Work request: The records beneath should be printed exactly, and the pictures are to be left out.

[Items from a data source]
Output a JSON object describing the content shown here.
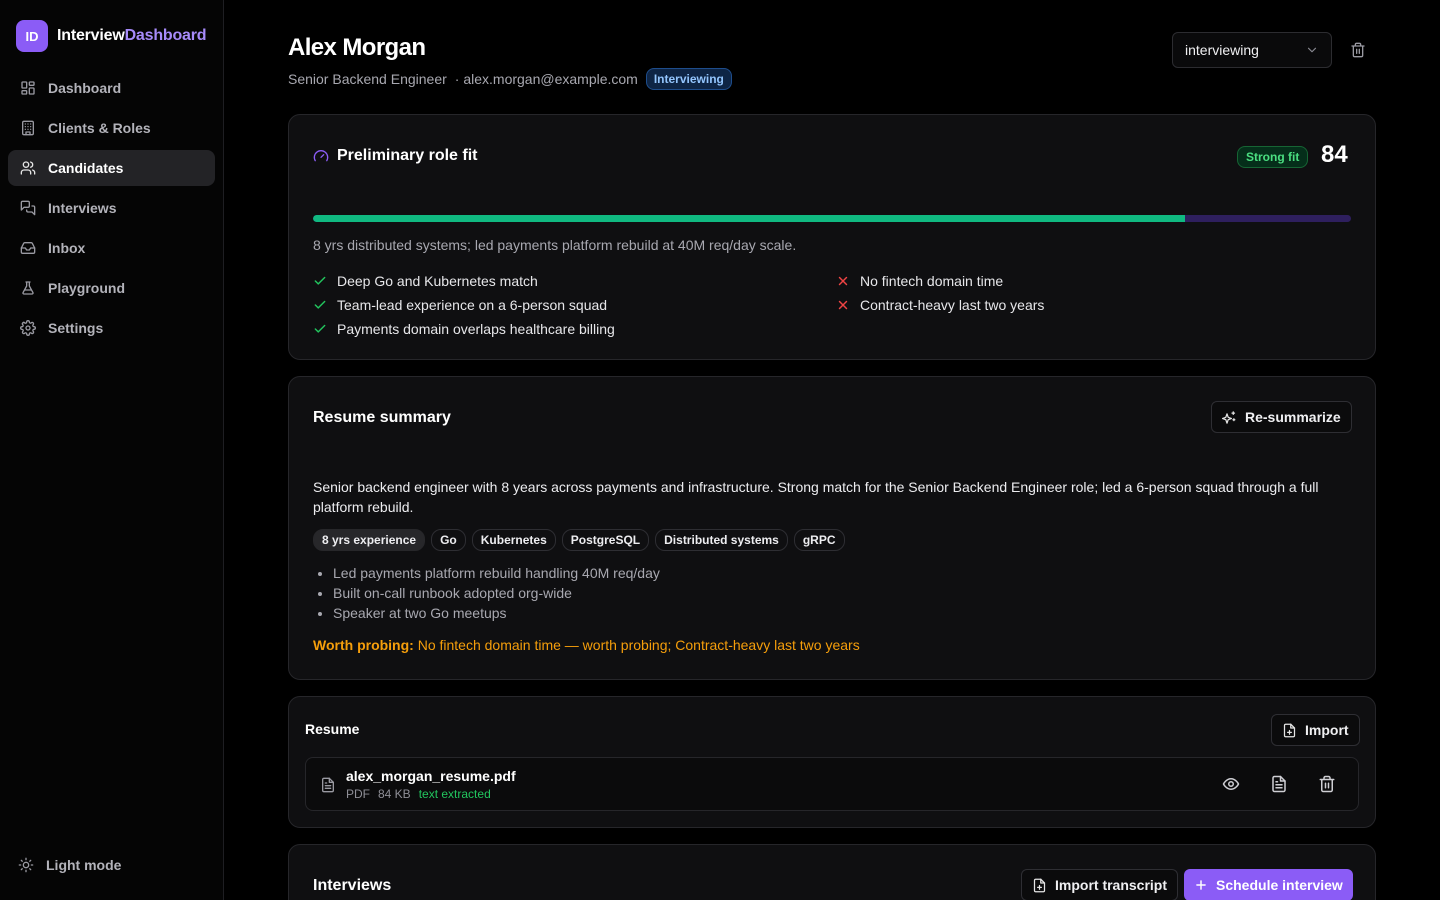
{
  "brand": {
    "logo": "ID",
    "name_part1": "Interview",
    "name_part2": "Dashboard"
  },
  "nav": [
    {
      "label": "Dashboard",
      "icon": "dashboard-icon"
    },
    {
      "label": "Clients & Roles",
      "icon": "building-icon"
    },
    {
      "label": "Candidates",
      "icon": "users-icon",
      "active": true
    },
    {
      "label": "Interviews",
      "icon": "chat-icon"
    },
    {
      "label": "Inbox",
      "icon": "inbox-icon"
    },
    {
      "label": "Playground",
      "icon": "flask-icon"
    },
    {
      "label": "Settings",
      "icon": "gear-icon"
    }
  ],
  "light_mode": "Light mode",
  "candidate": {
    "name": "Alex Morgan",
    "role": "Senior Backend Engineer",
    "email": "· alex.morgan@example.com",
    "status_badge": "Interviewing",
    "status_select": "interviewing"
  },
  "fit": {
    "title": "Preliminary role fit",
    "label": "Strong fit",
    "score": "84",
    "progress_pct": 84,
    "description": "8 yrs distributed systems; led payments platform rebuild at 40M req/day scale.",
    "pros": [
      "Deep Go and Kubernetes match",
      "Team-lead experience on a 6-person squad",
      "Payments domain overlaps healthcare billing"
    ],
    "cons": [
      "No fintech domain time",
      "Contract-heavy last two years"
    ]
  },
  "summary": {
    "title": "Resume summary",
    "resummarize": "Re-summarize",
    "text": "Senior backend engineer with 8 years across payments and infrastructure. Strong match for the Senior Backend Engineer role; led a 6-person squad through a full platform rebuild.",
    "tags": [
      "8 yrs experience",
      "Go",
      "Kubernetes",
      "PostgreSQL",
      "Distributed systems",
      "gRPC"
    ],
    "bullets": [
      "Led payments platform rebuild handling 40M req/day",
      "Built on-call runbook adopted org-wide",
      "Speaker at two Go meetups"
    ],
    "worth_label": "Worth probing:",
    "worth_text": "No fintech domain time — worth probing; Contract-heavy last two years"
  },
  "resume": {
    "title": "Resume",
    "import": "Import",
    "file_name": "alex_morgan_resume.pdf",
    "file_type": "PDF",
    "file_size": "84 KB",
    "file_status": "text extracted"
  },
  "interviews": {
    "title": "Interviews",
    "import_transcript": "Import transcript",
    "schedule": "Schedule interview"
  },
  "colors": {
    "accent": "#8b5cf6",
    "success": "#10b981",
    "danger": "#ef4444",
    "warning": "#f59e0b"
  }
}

Finished task:
Output a JSON object describing the content shown here.
{
  "brand": {
    "logo": "ID",
    "name_part1": "Interview",
    "name_part2": "Dashboard"
  },
  "nav": [
    {
      "label": "Dashboard",
      "icon": "dashboard-icon"
    },
    {
      "label": "Clients & Roles",
      "icon": "building-icon"
    },
    {
      "label": "Candidates",
      "icon": "users-icon",
      "active": true
    },
    {
      "label": "Interviews",
      "icon": "chat-icon"
    },
    {
      "label": "Inbox",
      "icon": "inbox-icon"
    },
    {
      "label": "Playground",
      "icon": "flask-icon"
    },
    {
      "label": "Settings",
      "icon": "gear-icon"
    }
  ],
  "light_mode": "Light mode",
  "candidate": {
    "name": "Alex Morgan",
    "role": "Senior Backend Engineer",
    "email": "· alex.morgan@example.com",
    "status_badge": "Interviewing",
    "status_select": "interviewing"
  },
  "fit": {
    "title": "Preliminary role fit",
    "label": "Strong fit",
    "score": "84",
    "progress_pct": 84,
    "description": "8 yrs distributed systems; led payments platform rebuild at 40M req/day scale.",
    "pros": [
      "Deep Go and Kubernetes match",
      "Team-lead experience on a 6-person squad",
      "Payments domain overlaps healthcare billing"
    ],
    "cons": [
      "No fintech domain time",
      "Contract-heavy last two years"
    ]
  },
  "summary": {
    "title": "Resume summary",
    "resummarize": "Re-summarize",
    "text": "Senior backend engineer with 8 years across payments and infrastructure. Strong match for the Senior Backend Engineer role; led a 6-person squad through a full platform rebuild.",
    "tags": [
      "8 yrs experience",
      "Go",
      "Kubernetes",
      "PostgreSQL",
      "Distributed systems",
      "gRPC"
    ],
    "bullets": [
      "Led payments platform rebuild handling 40M req/day",
      "Built on-call runbook adopted org-wide",
      "Speaker at two Go meetups"
    ],
    "worth_label": "Worth probing:",
    "worth_text": "No fintech domain time — worth probing; Contract-heavy last two years"
  },
  "resume": {
    "title": "Resume",
    "import": "Import",
    "file_name": "alex_morgan_resume.pdf",
    "file_type": "PDF",
    "file_size": "84 KB",
    "file_status": "text extracted"
  },
  "interviews": {
    "title": "Interviews",
    "import_transcript": "Import transcript",
    "schedule": "Schedule interview"
  },
  "colors": {
    "accent": "#8b5cf6",
    "success": "#10b981",
    "danger": "#ef4444",
    "warning": "#f59e0b"
  }
}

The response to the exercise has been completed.